▶ REQUIRED ACTION
Please reproduce the data below exactly, from the first line to the last.

▶ DATA UNDER STUDY
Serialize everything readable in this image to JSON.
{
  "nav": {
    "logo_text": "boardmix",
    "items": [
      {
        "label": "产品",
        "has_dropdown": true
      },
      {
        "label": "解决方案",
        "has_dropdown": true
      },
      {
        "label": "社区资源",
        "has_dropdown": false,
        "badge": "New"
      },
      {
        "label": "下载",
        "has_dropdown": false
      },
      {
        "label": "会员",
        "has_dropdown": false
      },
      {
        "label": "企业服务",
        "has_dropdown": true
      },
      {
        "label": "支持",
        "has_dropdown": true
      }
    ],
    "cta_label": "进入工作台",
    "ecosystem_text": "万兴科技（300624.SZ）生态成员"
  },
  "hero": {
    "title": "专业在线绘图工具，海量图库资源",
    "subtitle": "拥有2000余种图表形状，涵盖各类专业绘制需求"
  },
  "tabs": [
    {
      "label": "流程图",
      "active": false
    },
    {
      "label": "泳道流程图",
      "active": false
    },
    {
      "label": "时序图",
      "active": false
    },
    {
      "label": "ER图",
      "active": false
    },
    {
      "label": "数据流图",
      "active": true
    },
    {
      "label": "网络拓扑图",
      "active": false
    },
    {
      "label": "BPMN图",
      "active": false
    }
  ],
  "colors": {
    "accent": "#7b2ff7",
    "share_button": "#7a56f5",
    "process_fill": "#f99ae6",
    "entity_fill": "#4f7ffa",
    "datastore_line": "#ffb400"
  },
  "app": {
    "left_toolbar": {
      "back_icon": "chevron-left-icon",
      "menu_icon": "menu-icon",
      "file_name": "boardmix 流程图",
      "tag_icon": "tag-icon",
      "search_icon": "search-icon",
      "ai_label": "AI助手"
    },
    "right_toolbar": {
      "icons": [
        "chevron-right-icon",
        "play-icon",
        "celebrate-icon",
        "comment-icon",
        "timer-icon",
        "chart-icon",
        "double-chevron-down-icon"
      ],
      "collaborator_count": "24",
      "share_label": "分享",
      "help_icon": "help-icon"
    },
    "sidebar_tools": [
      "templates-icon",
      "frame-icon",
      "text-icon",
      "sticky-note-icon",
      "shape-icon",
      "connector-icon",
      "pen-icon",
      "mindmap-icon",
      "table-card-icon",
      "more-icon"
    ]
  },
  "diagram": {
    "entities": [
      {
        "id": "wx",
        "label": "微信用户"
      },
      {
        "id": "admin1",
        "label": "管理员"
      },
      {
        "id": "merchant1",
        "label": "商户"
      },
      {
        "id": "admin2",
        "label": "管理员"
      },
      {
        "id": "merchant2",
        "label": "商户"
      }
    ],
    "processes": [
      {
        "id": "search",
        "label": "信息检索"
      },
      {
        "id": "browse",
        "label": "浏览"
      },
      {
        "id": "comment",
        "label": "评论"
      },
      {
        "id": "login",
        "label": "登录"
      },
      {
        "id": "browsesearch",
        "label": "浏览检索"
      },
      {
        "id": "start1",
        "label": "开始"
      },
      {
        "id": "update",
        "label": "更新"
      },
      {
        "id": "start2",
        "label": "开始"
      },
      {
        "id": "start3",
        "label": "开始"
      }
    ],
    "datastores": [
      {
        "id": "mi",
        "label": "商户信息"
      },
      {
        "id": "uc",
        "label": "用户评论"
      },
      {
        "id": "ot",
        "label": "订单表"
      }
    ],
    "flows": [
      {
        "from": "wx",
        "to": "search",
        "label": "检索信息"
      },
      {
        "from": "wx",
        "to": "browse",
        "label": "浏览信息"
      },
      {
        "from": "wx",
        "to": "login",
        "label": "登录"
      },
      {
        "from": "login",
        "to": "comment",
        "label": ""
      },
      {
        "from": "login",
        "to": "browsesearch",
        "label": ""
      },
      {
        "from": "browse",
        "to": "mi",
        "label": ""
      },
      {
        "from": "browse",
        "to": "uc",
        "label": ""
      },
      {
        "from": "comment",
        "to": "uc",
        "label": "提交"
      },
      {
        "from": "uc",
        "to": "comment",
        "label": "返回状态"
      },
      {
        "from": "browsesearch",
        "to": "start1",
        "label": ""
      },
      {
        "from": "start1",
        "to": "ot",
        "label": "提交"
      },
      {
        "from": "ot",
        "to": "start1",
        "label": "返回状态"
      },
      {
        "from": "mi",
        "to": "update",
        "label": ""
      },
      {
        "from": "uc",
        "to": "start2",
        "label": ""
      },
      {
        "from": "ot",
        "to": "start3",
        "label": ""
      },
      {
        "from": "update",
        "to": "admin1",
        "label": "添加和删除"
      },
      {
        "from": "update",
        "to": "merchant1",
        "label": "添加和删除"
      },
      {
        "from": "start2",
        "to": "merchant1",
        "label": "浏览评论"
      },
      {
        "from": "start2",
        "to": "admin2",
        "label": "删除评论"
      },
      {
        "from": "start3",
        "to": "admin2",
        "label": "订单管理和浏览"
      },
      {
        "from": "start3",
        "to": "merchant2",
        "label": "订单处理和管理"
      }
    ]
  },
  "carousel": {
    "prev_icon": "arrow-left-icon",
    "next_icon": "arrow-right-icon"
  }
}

▶ SOLUTION
Serialize everything readable in this image to JSON.
{
  "nav": {
    "logo_text": "boardmix",
    "items": [
      {
        "label": "产品",
        "has_dropdown": true
      },
      {
        "label": "解决方案",
        "has_dropdown": true
      },
      {
        "label": "社区资源",
        "has_dropdown": false,
        "badge": "New"
      },
      {
        "label": "下载",
        "has_dropdown": false
      },
      {
        "label": "会员",
        "has_dropdown": false
      },
      {
        "label": "企业服务",
        "has_dropdown": true
      },
      {
        "label": "支持",
        "has_dropdown": true
      }
    ],
    "cta_label": "进入工作台",
    "ecosystem_text": "万兴科技（300624.SZ）生态成员"
  },
  "hero": {
    "title": "专业在线绘图工具，海量图库资源",
    "subtitle": "拥有2000余种图表形状，涵盖各类专业绘制需求"
  },
  "tabs": [
    {
      "label": "流程图",
      "active": false
    },
    {
      "label": "泳道流程图",
      "active": false
    },
    {
      "label": "时序图",
      "active": false
    },
    {
      "label": "ER图",
      "active": false
    },
    {
      "label": "数据流图",
      "active": true
    },
    {
      "label": "网络拓扑图",
      "active": false
    },
    {
      "label": "BPMN图",
      "active": false
    }
  ],
  "colors": {
    "accent": "#7b2ff7",
    "share_button": "#7a56f5",
    "process_fill": "#f99ae6",
    "entity_fill": "#4f7ffa",
    "datastore_line": "#ffb400"
  },
  "app": {
    "left_toolbar": {
      "back_icon": "chevron-left-icon",
      "menu_icon": "menu-icon",
      "file_name": "boardmix 流程图",
      "tag_icon": "tag-icon",
      "search_icon": "search-icon",
      "ai_label": "AI助手"
    },
    "right_toolbar": {
      "icons": [
        "chevron-right-icon",
        "play-icon",
        "celebrate-icon",
        "comment-icon",
        "timer-icon",
        "chart-icon",
        "double-chevron-down-icon"
      ],
      "collaborator_count": "24",
      "share_label": "分享",
      "help_icon": "help-icon"
    },
    "sidebar_tools": [
      "templates-icon",
      "frame-icon",
      "text-icon",
      "sticky-note-icon",
      "shape-icon",
      "connector-icon",
      "pen-icon",
      "mindmap-icon",
      "table-card-icon",
      "more-icon"
    ]
  },
  "diagram": {
    "entities": [
      {
        "id": "wx",
        "label": "微信用户"
      },
      {
        "id": "admin1",
        "label": "管理员"
      },
      {
        "id": "merchant1",
        "label": "商户"
      },
      {
        "id": "admin2",
        "label": "管理员"
      },
      {
        "id": "merchant2",
        "label": "商户"
      }
    ],
    "processes": [
      {
        "id": "search",
        "label": "信息检索"
      },
      {
        "id": "browse",
        "label": "浏览"
      },
      {
        "id": "comment",
        "label": "评论"
      },
      {
        "id": "login",
        "label": "登录"
      },
      {
        "id": "browsesearch",
        "label": "浏览检索"
      },
      {
        "id": "start1",
        "label": "开始"
      },
      {
        "id": "update",
        "label": "更新"
      },
      {
        "id": "start2",
        "label": "开始"
      },
      {
        "id": "start3",
        "label": "开始"
      }
    ],
    "datastores": [
      {
        "id": "mi",
        "label": "商户信息"
      },
      {
        "id": "uc",
        "label": "用户评论"
      },
      {
        "id": "ot",
        "label": "订单表"
      }
    ],
    "flows": [
      {
        "from": "wx",
        "to": "search",
        "label": "检索信息"
      },
      {
        "from": "wx",
        "to": "browse",
        "label": "浏览信息"
      },
      {
        "from": "wx",
        "to": "login",
        "label": "登录"
      },
      {
        "from": "login",
        "to": "comment",
        "label": ""
      },
      {
        "from": "login",
        "to": "browsesearch",
        "label": ""
      },
      {
        "from": "browse",
        "to": "mi",
        "label": ""
      },
      {
        "from": "browse",
        "to": "uc",
        "label": ""
      },
      {
        "from": "comment",
        "to": "uc",
        "label": "提交"
      },
      {
        "from": "uc",
        "to": "comment",
        "label": "返回状态"
      },
      {
        "from": "browsesearch",
        "to": "start1",
        "label": ""
      },
      {
        "from": "start1",
        "to": "ot",
        "label": "提交"
      },
      {
        "from": "ot",
        "to": "start1",
        "label": "返回状态"
      },
      {
        "from": "mi",
        "to": "update",
        "label": ""
      },
      {
        "from": "uc",
        "to": "start2",
        "label": ""
      },
      {
        "from": "ot",
        "to": "start3",
        "label": ""
      },
      {
        "from": "update",
        "to": "admin1",
        "label": "添加和删除"
      },
      {
        "from": "update",
        "to": "merchant1",
        "label": "添加和删除"
      },
      {
        "from": "start2",
        "to": "merchant1",
        "label": "浏览评论"
      },
      {
        "from": "start2",
        "to": "admin2",
        "label": "删除评论"
      },
      {
        "from": "start3",
        "to": "admin2",
        "label": "订单管理和浏览"
      },
      {
        "from": "start3",
        "to": "merchant2",
        "label": "订单处理和管理"
      }
    ]
  },
  "carousel": {
    "prev_icon": "arrow-left-icon",
    "next_icon": "arrow-right-icon"
  }
}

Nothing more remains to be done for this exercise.